  • Comment number 32.

    Phil Mickelson is exciting to watch but he is 11 over par and probably boarding his private plane as we speak.

  • Comment number 33.

    Westwood makes the cut as does Tom Watson. Wow.

  • Comment number 34.

    Major winners have to be truly great putters.... Hmmm. So I'm thinking of a list here
    Vijay singh
    Bernard Langer
    Lee travino
    must surely account for at least 10 major wins between them. None of them were exactly world beating putters... Who else would get on list? Please feel free to add

  • Comment number 35.

    at the time they won majors they were, ask any of them theyll tell you the weeks they won were some of their best ever putting weeks, langer for example is regarded as having a problem with the putter cause of some high profile misses (kiawah island) and problems he had later in his career, but when he won majors he putted like a demon, they all do Ill say it again it is impossible, completely impossible, to win a major whilst not putting very very well, go and watch the highlights of every major for the last 50 years the winner putted well that week I guarantee you, do you have any idea how well you would have to strike the ball to win one whilst not putting very well ? nobody has ever hit the ball that well.

  • Comment number 36.

    I believe Westwood will win a major one day!
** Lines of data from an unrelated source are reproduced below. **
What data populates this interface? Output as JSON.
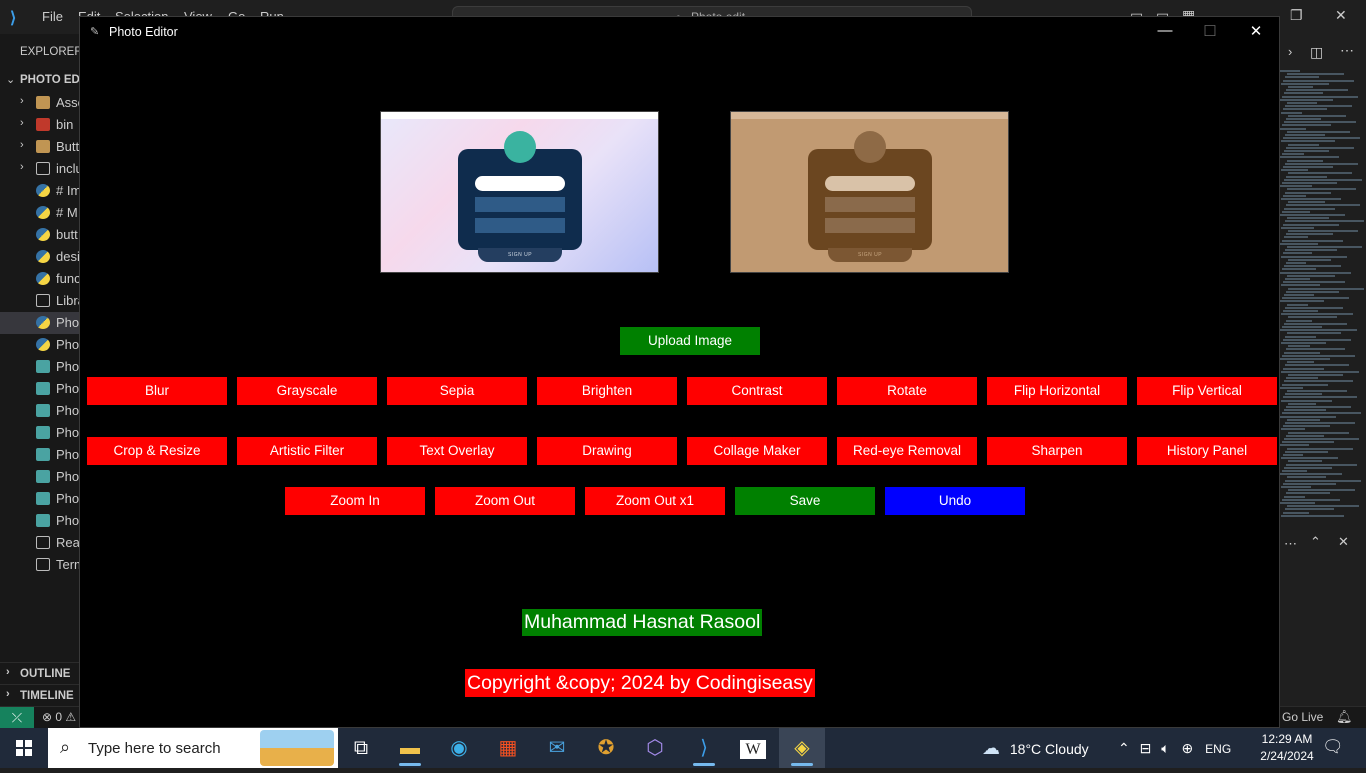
{
  "vscode": {
    "menu": [
      "File",
      "Edit",
      "Selection",
      "View",
      "Go",
      "Run"
    ],
    "search_placeholder": "Photo edit...",
    "explorer_label": "EXPLORER",
    "project_label": "PHOTO EDI",
    "files": [
      {
        "name": "Asse",
        "icon": "folder-icon",
        "chevron": true
      },
      {
        "name": "bin",
        "icon": "bin-folder-icon",
        "chevron": true
      },
      {
        "name": "Butt",
        "icon": "folder-icon",
        "chevron": true
      },
      {
        "name": "inclu",
        "icon": "include-folder-icon",
        "chevron": true
      },
      {
        "name": "# Im",
        "icon": "python-file-icon",
        "chevron": false
      },
      {
        "name": "# M",
        "icon": "python-file-icon",
        "chevron": false
      },
      {
        "name": "butt",
        "icon": "python-file-icon",
        "chevron": false
      },
      {
        "name": "desi",
        "icon": "python-file-icon",
        "chevron": false
      },
      {
        "name": "func",
        "icon": "python-file-icon",
        "chevron": false
      },
      {
        "name": "Libra",
        "icon": "text-file-icon",
        "chevron": false
      },
      {
        "name": "Pho",
        "icon": "python-file-icon",
        "chevron": false,
        "selected": true
      },
      {
        "name": "Pho",
        "icon": "python-file-icon",
        "chevron": false
      },
      {
        "name": "Pho",
        "icon": "image-file-icon",
        "chevron": false
      },
      {
        "name": "Pho",
        "icon": "image-file-icon",
        "chevron": false
      },
      {
        "name": "Pho",
        "icon": "image-file-icon",
        "chevron": false
      },
      {
        "name": "Pho",
        "icon": "image-file-icon",
        "chevron": false
      },
      {
        "name": "Pho",
        "icon": "image-file-icon",
        "chevron": false
      },
      {
        "name": "Pho",
        "icon": "image-file-icon",
        "chevron": false
      },
      {
        "name": "Pho",
        "icon": "image-file-icon",
        "chevron": false
      },
      {
        "name": "Pho",
        "icon": "image-file-icon",
        "chevron": false
      },
      {
        "name": "Read",
        "icon": "text-file-icon",
        "chevron": false
      },
      {
        "name": "Term",
        "icon": "text-file-icon",
        "chevron": false
      }
    ],
    "outline_label": "OUTLINE",
    "timeline_label": "TIMELINE",
    "status_errors": "⊗ 0 ⚠",
    "go_live": "Go Live"
  },
  "editor": {
    "window_title": "Photo Editor",
    "preview_caption_original": "SIGN UP",
    "preview_caption_edited": "SIGN UP",
    "upload_button": "Upload Image",
    "row1": [
      "Blur",
      "Grayscale",
      "Sepia",
      "Brighten",
      "Contrast",
      "Rotate",
      "Flip Horizontal",
      "Flip Vertical"
    ],
    "row2": [
      "Crop & Resize",
      "Artistic Filter",
      "Text Overlay",
      "Drawing",
      "Collage Maker",
      "Red-eye Removal",
      "Sharpen",
      "History Panel"
    ],
    "row3": {
      "zoom_in": "Zoom In",
      "zoom_out": "Zoom Out",
      "zoom_out_x1": "Zoom Out x1",
      "save": "Save",
      "undo": "Undo"
    },
    "author": "Muhammad Hasnat Rasool",
    "copyright": "Copyright &copy; 2024 by Codingiseasy",
    "colors": {
      "red": "#ff0000",
      "green": "#008000",
      "blue": "#0000ff",
      "background": "#000000"
    }
  },
  "taskbar": {
    "search_placeholder": "Type here to search",
    "weather": "18°C  Cloudy",
    "language": "ENG",
    "time": "12:29 AM",
    "date": "2/24/2024"
  }
}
Just not this weekend. The reason i am confident of this? He is moving to the US full time....If he didn't have the hunger or inclination to improve his weaknesses (putting), he wouldn't go. He for sure don't need the cash! He may never win The Open......But the ruthless PGA tour, will stand him in good stead for the other 3 majors stateside.

  • Comment number 37.

    thats a very good point actually didnt think of that, playing there will definitely improve his touch on the fast US greens giving him a better chance of winning one of their majors.

  • Comment number 38.

    @12 barca

    For the tournament as a whole, if the conditions get worse anything can happen but if they stay clement, Woods, Zach Johnson and Mcdowell will be hard to beat. Woods in particular looked in control of everything yesterday. Adam Scott is another one that has the tools to win but is yet to prove the mental strength.

    Well done barca...Brilliant picks.....Hope you are a gambling man?

    @ TRStelios
    Hope you are enjoying Woods! I like the way you offer logic, and reasoning for your thoughts..regardless of the outcome. You are not a typical, Woods is gonna win- just because he's Tiger Woods poster.

    Should be an exciting Sunday, if the wind blows.

  • Comment number 39.

    As nice a bloke and as good a golfer as Westwood is i think his chance of winning a major are gone, although i don't think winning a major determines if you are a great golfer or not as many great players in the past have failed to win a major ( Monty ) and many average golfers have won one ( Paul Lawrie ). I would still consider Westwood a great golfer even if he fails to win a major.

 

BBC © 2014 The BBC is not responsible for the content of external sites. Read more.

This page is best viewed in an up-to-date web browser with style sheets (CSS) enabled. While you will be able to view the content of this page in your current browser, you will not be able to get the full visual experience. Please consider upgrading your browser software or enabling style sheets (CSS) if you are able to do so.